The name Theobroma cacao was given to the cocoa tree by Carolus Linnaeus –the father of taxonomy. Theobroma comes from ancient Greek and translates as ‘Food of the Gods’. Cacao is the Mayan root word retained by the Spanish colonizers of Mesoamerica to describe the tree and its produce.

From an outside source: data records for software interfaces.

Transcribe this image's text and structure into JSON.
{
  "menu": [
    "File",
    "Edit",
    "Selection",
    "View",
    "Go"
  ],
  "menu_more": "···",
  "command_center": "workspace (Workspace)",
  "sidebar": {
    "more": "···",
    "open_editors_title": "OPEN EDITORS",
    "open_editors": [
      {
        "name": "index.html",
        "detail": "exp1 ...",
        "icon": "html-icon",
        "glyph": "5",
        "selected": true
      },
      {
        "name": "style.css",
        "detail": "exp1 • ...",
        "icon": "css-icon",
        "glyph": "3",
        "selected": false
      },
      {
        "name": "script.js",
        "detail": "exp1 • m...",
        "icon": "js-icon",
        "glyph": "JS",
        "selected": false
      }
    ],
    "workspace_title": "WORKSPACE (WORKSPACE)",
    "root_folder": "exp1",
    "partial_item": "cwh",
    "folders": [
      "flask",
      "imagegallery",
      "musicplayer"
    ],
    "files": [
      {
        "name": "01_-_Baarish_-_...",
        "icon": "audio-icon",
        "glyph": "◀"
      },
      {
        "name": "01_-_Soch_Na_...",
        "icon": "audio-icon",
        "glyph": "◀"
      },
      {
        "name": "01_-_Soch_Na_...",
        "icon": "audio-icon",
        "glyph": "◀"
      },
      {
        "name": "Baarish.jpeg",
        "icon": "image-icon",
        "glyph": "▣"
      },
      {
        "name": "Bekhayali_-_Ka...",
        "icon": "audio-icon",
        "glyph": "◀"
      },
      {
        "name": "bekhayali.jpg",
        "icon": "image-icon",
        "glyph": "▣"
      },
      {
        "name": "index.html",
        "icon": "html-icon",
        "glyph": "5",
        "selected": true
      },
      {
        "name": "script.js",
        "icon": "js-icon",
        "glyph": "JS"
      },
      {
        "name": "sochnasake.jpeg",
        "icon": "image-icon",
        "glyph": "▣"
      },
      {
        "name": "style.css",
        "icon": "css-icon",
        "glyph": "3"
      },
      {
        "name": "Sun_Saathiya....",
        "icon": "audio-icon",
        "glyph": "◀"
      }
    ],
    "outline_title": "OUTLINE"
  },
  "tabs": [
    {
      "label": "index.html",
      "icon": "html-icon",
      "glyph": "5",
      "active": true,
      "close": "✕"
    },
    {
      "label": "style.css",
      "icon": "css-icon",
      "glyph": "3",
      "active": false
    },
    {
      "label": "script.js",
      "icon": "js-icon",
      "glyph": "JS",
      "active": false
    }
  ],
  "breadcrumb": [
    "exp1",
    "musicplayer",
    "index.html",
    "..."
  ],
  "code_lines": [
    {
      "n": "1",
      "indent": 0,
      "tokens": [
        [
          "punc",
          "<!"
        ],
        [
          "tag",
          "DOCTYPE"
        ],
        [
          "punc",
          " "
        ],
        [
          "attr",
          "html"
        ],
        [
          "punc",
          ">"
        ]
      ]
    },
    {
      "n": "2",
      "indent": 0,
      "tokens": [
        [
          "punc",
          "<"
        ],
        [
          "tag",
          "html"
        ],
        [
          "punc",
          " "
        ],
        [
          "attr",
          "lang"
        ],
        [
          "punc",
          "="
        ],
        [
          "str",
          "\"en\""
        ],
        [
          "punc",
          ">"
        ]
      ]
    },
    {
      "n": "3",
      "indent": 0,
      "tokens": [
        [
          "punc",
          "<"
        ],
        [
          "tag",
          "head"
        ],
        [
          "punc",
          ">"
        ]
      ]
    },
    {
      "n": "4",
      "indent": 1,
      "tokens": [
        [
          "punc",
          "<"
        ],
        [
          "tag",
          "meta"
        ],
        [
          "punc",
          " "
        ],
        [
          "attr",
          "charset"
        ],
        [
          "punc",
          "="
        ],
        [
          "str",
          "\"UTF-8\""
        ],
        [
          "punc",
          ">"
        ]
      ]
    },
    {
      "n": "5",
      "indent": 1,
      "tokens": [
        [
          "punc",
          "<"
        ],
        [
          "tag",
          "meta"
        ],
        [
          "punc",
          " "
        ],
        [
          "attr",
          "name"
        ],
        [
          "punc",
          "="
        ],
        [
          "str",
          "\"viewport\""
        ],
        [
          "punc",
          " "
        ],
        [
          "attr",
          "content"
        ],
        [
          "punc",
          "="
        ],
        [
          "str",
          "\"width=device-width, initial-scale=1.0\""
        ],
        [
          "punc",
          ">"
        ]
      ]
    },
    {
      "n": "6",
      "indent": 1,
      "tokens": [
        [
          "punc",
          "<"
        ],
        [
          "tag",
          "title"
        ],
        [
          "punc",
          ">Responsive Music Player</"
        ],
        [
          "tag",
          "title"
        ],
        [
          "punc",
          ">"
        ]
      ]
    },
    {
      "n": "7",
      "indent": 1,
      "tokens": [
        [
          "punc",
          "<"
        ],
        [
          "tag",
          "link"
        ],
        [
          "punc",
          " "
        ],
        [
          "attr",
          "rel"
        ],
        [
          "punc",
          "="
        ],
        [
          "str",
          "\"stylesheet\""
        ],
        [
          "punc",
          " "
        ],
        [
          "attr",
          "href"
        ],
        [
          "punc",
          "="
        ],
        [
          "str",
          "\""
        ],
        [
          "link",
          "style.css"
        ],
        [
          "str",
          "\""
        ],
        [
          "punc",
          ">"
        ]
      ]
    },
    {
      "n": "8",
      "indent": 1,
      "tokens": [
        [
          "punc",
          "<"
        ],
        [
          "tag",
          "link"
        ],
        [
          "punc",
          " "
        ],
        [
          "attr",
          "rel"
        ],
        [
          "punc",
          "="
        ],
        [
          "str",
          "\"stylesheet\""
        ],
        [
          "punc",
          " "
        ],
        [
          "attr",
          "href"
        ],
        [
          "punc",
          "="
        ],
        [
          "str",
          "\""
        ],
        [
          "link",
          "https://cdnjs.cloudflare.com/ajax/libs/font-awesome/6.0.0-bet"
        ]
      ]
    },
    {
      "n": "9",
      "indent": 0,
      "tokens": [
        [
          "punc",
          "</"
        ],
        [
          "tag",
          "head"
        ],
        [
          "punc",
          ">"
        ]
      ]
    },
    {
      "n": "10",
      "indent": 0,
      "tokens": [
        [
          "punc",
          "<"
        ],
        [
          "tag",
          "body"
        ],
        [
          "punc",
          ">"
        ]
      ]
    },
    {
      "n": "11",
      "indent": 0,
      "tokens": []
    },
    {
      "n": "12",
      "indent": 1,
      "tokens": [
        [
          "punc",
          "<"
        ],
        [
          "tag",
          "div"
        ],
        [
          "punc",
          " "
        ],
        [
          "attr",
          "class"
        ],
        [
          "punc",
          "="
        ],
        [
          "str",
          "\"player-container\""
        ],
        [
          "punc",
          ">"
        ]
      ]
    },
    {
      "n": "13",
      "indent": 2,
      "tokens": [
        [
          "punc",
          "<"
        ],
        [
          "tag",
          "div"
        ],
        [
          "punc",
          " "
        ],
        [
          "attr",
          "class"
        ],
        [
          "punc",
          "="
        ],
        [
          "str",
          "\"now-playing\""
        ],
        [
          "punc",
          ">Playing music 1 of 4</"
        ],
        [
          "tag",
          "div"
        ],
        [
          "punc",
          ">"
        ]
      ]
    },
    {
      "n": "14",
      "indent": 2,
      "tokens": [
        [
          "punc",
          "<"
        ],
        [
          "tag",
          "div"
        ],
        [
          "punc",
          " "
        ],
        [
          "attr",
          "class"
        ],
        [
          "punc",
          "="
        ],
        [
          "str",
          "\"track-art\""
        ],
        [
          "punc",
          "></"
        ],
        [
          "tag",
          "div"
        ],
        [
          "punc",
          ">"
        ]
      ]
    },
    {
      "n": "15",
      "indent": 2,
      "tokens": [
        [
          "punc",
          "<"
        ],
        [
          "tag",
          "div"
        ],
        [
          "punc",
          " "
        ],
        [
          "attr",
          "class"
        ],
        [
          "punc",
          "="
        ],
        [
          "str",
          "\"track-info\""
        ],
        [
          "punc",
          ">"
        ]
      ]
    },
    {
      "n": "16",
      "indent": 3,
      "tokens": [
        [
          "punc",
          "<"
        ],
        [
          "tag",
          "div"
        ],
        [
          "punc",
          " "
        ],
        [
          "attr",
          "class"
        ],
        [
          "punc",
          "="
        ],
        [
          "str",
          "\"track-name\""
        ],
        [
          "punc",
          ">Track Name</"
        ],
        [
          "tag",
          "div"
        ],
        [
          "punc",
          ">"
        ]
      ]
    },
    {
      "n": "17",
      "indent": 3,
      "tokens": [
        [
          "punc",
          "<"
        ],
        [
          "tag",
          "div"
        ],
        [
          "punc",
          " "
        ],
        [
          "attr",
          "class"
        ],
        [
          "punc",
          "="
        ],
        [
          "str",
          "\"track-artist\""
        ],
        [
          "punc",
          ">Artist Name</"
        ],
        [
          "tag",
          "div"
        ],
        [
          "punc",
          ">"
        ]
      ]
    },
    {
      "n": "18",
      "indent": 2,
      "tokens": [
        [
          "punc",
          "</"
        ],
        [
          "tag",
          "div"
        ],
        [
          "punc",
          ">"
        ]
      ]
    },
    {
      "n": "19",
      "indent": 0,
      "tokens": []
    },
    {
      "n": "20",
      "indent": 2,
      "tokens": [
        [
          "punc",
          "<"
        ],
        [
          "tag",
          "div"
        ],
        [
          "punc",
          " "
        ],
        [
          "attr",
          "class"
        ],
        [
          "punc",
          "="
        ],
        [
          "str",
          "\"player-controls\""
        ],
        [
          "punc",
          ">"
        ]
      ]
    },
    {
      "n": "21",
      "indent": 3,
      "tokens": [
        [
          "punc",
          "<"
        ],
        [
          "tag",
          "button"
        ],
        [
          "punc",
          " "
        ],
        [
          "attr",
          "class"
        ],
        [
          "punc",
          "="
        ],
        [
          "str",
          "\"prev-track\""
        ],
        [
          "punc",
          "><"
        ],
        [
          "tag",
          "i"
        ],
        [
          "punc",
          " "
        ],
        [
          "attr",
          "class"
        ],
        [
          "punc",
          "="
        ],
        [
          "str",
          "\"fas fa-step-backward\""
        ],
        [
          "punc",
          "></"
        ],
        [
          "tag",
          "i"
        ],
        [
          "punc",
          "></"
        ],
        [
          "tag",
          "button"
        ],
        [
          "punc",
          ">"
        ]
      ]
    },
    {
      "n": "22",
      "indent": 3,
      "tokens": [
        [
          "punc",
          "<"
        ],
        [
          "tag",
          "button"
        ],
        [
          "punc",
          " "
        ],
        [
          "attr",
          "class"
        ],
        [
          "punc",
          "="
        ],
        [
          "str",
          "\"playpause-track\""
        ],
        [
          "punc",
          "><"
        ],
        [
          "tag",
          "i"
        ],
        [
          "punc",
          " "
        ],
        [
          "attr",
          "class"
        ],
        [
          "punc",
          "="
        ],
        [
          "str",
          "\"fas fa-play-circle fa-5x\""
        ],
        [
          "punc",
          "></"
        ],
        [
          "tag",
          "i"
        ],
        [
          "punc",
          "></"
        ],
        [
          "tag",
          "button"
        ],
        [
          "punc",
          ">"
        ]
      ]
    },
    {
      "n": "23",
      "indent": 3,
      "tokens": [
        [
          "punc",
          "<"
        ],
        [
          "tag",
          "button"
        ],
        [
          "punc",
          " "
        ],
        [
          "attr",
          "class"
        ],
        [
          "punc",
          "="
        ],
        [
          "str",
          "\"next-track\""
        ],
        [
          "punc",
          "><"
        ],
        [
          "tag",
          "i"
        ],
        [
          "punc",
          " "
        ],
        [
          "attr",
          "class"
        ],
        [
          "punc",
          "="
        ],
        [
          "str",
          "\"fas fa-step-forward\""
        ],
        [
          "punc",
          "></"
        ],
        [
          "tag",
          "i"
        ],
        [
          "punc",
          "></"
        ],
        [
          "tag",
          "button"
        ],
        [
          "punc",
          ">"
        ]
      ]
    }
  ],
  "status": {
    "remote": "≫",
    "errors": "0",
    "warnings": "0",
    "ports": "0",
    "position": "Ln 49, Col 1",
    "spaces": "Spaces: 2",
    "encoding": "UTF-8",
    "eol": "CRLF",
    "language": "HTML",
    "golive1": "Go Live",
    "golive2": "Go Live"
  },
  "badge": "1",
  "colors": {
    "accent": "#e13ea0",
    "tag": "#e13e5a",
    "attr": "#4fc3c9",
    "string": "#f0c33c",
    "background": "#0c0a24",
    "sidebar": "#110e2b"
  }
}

Cacao thrive in the equatorial region from Central and South America to Africa and Indonesia up to an altitude of 600 meters above sea level. The climate must be warm, with a consistent temperature of 25-27°C, thus significantly restricting the ‘cocoa belt’ where these precious pods can grow. The tree cannot withstand extremely dry nor wet periods. Rainfall should ideally be regular and between 1250 and 2500 mm per year. The tree is also highly sensitive to strong winds and direct sunlight. For this reason, it grows best under the shade and protection of other, tall-growing plants and trees. The cocoa tree prefers soil that is slightly acidic and well drained, but also capable of storing some water to fall back on in drier times.
In two cycles of six months, thousands of delicate flowers adorn the stem and main branches. Each flower blooms for only a single day and among these thousands of flowers, only approximately 40 will eventually develop into fruit.